So, a couple of weeks ago, a day or two after I ovulated, I had a big performance review at work and I was nervous. Really really nervous. I wanted the day to go well. I worried it wouldn't. I keep losing babies, why not lose my job while I'm at it? I was an emotional mess. So, the night before my big review, we have a little talk about how I need a good night's sleep before the big day. I, of course, toss and turn and sleep even more lightly than usual until I finally drop off for real around 3 in the morning--only to be rudely awakened again by his alarm at 5:15 AM and at 5: 24 AM and at 5:33 AM. At which point I started screaming like a banshee. I am not kidding, it was ugly. I screamed and shrieked and sobbed and screamed. I pounded the mattress with my fists. I said all sorts of angry things. For an hour. My husband could not have been more contrite, more apologetic, more placating. Eventually, he got out the door, very very late for work. I got up, went to work, sailed through my review, regained my sanity, and apologized abjectly for my behavior when we got home that night. He has gotten up BEFORE his alarm every week-day morning since, and I had almost managed to forget the incident had ever happened.

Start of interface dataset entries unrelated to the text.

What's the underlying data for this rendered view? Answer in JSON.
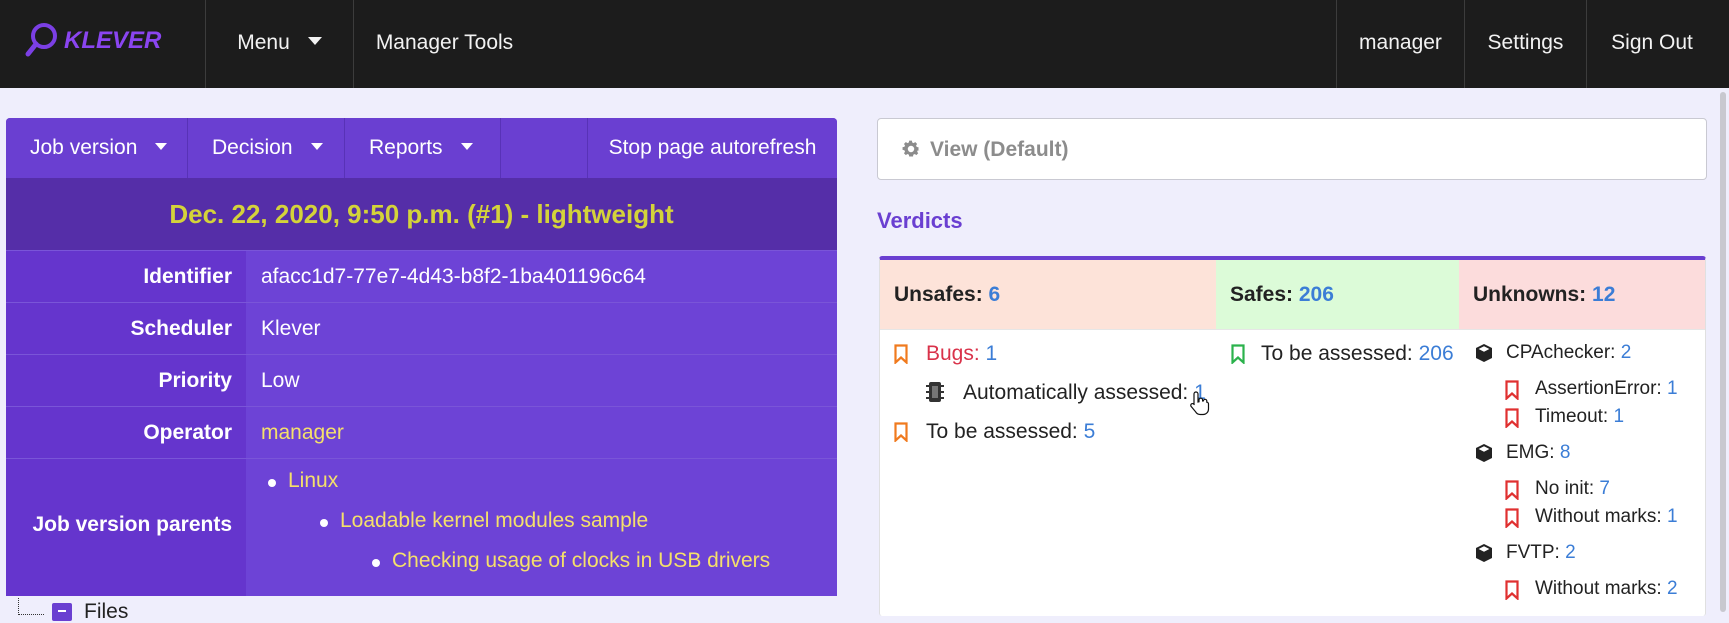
{
  "nav": {
    "menu_label": "Menu",
    "manager_tools_label": "Manager Tools",
    "user_label": "manager",
    "settings_label": "Settings",
    "sign_out_label": "Sign Out",
    "logo_text": "KLEVER"
  },
  "job_menu": {
    "job_version_label": "Job version",
    "decision_label": "Decision",
    "reports_label": "Reports",
    "stop_autorefresh_label": "Stop page autorefresh"
  },
  "job": {
    "title": "Dec. 22, 2020, 9:50 p.m. (#1) - lightweight",
    "rows": {
      "identifier_label": "Identifier",
      "identifier_value": "afacc1d7-77e7-4d43-b8f2-1ba401196c64",
      "scheduler_label": "Scheduler",
      "scheduler_value": "Klever",
      "priority_label": "Priority",
      "priority_value": "Low",
      "operator_label": "Operator",
      "operator_value": "manager",
      "parents_label": "Job version parents"
    },
    "parents": [
      "Linux",
      "Loadable kernel modules sample",
      "Checking usage of clocks in USB drivers"
    ]
  },
  "files": {
    "label": "Files"
  },
  "view": {
    "label": "View (Default)"
  },
  "verdicts": {
    "title": "Verdicts",
    "unsafes": {
      "label": "Unsafes:",
      "count": "6"
    },
    "safes": {
      "label": "Safes:",
      "count": "206"
    },
    "unknowns": {
      "label": "Unknowns:",
      "count": "12"
    },
    "unsafe_items": {
      "bugs_label": "Bugs:",
      "bugs_count": "1",
      "auto_label": "Automatically assessed:",
      "auto_count": "1",
      "tba_label": "To be assessed:",
      "tba_count": "5"
    },
    "safe_items": {
      "tba_label": "To be assessed:",
      "tba_count": "206"
    },
    "unknown_items": {
      "cpa_label": "CPAchecker:",
      "cpa_count": "2",
      "assertion_label": "AssertionError:",
      "assertion_count": "1",
      "timeout_label": "Timeout:",
      "timeout_count": "1",
      "emg_label": "EMG:",
      "emg_count": "8",
      "noinit_label": "No init:",
      "noinit_count": "7",
      "womarks1_label": "Without marks:",
      "womarks1_count": "1",
      "fvtp_label": "FVTP:",
      "fvtp_count": "2",
      "womarks2_label": "Without marks:",
      "womarks2_count": "2"
    }
  },
  "colors": {
    "accent": "#6a3fd1",
    "unsafes_bg": "#fde3d9",
    "safes_bg": "#dcfbd8",
    "unknowns_bg": "#fcdcdc",
    "link_yellow": "#f5e06a",
    "count_blue": "#3b7dd6"
  }
}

Until I peed on a stick this morning... Clearly an animal in full-on, adrenaline-pumping, fight-or-flight mode is not going to be optimally primed for reproduction. I think maybe I wasn't quite ready to try this month...